Thirteen-year-old programming prodigy, Tanmay Bakshay is in Australia on a mission to inspire the next generation of coders.
Tanmay is something special.
He first learnt to code at the age of five, and sold his first app on Apple's app store at the age of nine.
"Instead of having kids growing up thinking programming is so hard, or it's something you have to learn, we should at least give them the introduction to show them that it's not as hard as they think it is," he said.
His father Puneet taught him how to code and has watched in awe as his son has achieved milestone after milestone.
"He's not just learning for himself," he said.
"He's sharing what he's learning and he's helping others. This is why I'm very proud."
Only one per cent of Australian graduates, or 4,000 students, qualify in information technology.
But the contribution of digital technologies to the Australian economy is forecast to nearly double to $139 billion in 2020.
Participation in science, technology, engineering and maths (STEM) subjects in Australian schools is declining, with enrolments at their lowest levels in 20 years.
But by 2019, the whole country will be learning digital technologies.
"Students will learn computer programming from Year 3 through to Year 8," Associate Professor James Curran from the University of Sydney said.

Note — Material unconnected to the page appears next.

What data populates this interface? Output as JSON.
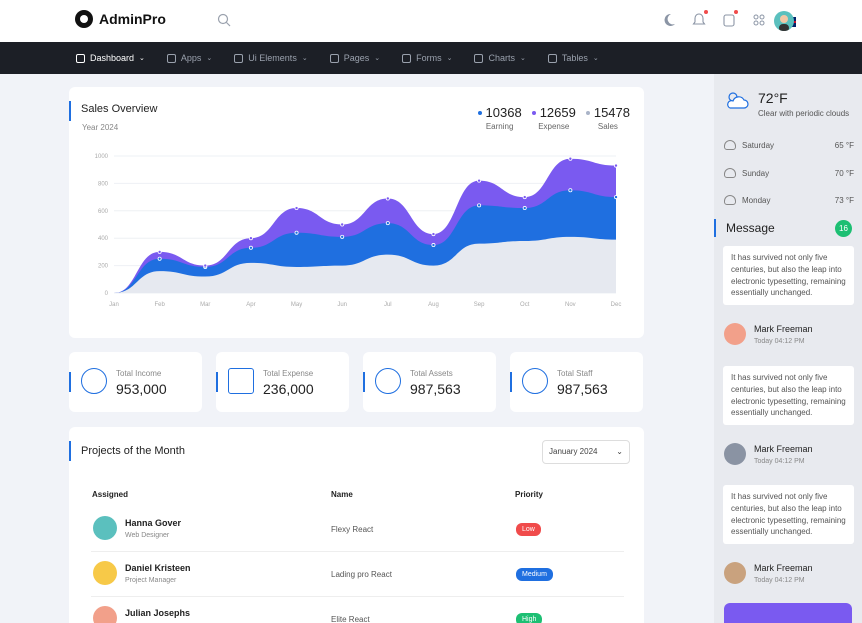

"In Year 3 through to 6 they'll be doing visual programming, but in Year 7 and 8 students are expected to learn a general purpose programming language that actually allows them to solve problems in whatever other learning area they're interested in."
The abolition of 457 visas means that, in theory, it will be more difficult for Australian companies to import talent from overseas.
It also means it's more important than ever for Australian children to learn how to code.
"It is absolutely critical that we ensure children are skilled and prepared for a diverse, challenging, modern workforce of the future," Education Minister Simon Birmingham said.